**Exercise goal:** Copy out, from the entries below, each line holding the string "default".

-=-=-=-=-

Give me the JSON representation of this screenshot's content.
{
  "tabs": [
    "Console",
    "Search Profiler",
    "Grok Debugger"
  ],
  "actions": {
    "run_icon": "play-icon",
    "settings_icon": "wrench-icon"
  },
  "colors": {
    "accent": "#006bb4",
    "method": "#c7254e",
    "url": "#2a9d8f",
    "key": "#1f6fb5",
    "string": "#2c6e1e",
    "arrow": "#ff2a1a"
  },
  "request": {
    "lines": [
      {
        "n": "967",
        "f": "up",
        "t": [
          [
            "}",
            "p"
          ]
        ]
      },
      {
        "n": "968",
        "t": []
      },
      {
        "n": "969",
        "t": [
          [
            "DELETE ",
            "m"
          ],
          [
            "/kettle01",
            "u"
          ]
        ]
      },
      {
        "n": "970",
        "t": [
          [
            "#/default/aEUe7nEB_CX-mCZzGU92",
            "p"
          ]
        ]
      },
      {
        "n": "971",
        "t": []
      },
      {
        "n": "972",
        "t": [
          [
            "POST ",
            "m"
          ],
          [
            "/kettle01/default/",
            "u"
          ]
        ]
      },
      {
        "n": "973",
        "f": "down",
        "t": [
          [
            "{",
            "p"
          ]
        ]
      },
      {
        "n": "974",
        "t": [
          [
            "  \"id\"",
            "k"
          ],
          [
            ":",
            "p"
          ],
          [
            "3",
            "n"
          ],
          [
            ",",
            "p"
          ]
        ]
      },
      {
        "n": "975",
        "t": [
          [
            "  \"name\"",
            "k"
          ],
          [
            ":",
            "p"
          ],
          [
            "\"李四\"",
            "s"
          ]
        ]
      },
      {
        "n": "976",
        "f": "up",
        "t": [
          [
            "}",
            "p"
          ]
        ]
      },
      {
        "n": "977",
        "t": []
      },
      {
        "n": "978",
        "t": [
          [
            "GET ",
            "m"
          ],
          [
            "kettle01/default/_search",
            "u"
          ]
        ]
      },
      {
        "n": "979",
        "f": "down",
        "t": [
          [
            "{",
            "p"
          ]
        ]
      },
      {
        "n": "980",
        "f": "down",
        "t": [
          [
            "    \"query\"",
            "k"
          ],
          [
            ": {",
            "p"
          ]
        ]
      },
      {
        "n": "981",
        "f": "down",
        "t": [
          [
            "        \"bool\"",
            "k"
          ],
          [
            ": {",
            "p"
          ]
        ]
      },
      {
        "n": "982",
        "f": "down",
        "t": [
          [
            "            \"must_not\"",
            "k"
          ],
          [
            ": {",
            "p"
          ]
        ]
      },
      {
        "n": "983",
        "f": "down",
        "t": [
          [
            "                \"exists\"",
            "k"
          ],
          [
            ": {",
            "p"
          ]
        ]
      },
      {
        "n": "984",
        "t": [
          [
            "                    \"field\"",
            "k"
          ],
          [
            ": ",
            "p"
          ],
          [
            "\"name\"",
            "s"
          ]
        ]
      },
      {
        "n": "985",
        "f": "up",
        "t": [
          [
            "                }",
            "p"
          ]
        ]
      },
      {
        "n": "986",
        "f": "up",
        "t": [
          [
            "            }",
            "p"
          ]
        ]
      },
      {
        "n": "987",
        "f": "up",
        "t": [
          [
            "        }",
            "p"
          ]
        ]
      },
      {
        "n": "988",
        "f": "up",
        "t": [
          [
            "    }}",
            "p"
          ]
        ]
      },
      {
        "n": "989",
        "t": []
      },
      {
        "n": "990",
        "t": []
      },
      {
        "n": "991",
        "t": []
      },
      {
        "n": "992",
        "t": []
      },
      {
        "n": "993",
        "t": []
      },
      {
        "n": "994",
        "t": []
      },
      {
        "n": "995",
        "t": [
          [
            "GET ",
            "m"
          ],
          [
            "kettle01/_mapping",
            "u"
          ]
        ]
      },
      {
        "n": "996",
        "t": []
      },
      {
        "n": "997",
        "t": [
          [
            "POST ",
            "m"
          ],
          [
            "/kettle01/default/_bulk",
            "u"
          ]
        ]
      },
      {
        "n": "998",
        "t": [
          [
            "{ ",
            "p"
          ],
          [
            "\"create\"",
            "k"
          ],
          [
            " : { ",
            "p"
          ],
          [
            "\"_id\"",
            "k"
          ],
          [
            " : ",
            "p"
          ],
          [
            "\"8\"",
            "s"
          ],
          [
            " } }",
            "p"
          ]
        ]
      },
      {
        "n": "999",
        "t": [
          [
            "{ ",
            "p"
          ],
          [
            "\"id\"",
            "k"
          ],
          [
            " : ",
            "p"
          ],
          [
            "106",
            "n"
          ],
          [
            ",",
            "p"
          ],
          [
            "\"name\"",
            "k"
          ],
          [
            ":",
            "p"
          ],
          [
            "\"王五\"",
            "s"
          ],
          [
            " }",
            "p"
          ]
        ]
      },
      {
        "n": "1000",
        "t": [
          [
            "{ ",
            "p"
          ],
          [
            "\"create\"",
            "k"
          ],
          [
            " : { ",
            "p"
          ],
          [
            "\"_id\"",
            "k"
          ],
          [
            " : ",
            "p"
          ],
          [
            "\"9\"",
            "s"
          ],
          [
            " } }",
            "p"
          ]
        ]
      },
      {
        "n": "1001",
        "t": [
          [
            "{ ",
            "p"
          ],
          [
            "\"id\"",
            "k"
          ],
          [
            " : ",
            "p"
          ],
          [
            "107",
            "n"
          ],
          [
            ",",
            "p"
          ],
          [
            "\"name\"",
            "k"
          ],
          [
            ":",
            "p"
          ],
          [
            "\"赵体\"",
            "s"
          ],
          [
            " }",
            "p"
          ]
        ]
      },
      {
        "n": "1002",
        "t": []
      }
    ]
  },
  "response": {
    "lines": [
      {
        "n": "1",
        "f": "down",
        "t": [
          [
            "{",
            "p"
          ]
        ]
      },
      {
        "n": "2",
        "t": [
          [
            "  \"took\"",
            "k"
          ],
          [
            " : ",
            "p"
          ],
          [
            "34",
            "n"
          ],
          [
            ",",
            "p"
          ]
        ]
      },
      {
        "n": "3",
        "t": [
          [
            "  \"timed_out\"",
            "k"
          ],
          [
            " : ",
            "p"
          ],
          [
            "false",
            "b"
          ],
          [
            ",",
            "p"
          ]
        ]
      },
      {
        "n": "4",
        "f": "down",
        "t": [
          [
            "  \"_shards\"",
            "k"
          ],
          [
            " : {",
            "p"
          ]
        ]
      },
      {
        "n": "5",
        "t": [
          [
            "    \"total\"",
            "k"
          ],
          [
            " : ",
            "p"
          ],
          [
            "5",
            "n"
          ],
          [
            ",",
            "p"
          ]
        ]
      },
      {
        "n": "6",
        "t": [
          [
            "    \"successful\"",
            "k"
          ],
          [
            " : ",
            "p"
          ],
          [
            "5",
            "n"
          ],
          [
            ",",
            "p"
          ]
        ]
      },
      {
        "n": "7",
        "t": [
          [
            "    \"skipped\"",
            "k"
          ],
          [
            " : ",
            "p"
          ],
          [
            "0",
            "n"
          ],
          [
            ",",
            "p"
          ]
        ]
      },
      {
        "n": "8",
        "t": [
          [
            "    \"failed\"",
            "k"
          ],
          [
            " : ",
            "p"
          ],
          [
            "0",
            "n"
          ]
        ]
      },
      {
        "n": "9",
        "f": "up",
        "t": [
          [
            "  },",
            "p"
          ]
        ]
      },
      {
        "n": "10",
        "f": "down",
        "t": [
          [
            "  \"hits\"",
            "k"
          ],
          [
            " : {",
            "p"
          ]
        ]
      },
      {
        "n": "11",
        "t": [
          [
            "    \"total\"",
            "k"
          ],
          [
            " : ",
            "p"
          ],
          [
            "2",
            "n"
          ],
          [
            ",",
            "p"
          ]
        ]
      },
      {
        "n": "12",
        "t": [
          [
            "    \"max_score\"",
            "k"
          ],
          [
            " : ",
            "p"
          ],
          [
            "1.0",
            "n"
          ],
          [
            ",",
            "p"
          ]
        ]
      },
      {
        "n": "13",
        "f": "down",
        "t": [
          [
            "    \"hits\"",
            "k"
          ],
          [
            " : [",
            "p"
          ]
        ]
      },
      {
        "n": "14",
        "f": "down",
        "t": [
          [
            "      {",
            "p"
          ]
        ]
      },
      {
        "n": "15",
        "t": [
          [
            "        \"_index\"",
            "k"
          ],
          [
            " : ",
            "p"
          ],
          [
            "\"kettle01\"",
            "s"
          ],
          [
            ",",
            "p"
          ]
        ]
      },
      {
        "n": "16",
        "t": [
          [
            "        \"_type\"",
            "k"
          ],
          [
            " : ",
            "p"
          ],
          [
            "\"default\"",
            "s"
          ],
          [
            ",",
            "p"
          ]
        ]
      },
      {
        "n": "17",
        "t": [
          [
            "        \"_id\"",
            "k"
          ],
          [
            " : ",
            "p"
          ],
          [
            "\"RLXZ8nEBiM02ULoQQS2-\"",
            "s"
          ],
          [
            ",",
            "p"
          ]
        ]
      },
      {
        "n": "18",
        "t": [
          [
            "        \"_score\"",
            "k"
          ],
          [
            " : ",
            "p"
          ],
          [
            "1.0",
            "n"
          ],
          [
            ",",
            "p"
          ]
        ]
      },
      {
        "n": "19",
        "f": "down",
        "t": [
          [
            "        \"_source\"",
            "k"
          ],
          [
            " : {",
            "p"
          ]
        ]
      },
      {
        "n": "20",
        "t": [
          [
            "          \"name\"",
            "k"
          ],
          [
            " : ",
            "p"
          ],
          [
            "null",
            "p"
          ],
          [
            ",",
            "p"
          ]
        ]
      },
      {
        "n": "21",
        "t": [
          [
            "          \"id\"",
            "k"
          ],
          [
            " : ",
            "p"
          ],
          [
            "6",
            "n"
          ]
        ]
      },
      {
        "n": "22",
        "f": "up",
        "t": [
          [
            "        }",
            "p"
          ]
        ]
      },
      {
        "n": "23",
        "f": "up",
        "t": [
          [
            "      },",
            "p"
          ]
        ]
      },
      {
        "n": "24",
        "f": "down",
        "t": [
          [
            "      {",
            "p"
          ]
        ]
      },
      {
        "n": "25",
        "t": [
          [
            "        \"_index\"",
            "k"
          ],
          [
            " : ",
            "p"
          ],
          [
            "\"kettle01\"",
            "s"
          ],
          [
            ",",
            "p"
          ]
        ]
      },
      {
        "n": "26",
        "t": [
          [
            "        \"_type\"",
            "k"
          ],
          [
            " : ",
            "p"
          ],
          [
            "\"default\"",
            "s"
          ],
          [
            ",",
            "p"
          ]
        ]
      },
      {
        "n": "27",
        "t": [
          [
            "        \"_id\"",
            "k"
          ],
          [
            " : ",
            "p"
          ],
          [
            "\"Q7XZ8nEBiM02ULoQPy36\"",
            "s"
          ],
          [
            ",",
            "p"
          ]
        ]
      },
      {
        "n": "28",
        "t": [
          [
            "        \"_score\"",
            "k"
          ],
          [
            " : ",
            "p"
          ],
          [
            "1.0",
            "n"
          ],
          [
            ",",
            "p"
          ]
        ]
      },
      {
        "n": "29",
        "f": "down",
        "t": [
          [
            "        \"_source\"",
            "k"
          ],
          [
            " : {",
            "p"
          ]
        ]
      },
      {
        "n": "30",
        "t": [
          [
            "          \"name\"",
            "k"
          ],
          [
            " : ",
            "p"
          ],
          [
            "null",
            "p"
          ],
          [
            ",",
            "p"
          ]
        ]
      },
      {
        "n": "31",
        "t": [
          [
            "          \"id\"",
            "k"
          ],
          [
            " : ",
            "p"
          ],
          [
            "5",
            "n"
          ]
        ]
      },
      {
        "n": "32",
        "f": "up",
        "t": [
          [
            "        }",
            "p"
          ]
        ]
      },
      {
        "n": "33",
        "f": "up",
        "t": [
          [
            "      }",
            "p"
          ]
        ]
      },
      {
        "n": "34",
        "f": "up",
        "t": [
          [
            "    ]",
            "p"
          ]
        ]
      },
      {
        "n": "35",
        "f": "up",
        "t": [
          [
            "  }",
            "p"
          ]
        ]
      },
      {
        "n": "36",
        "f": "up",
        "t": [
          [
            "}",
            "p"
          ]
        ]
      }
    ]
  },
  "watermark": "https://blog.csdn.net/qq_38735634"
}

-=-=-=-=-

**Answer box:**
            "#/default/aEUe7nEB_CX-mCZzGU92",
            "/kettle01/default/",
            "kettle01/default/_search",
            "/kettle01/default/_bulk",
            "\"default\"",
            "\"default\"",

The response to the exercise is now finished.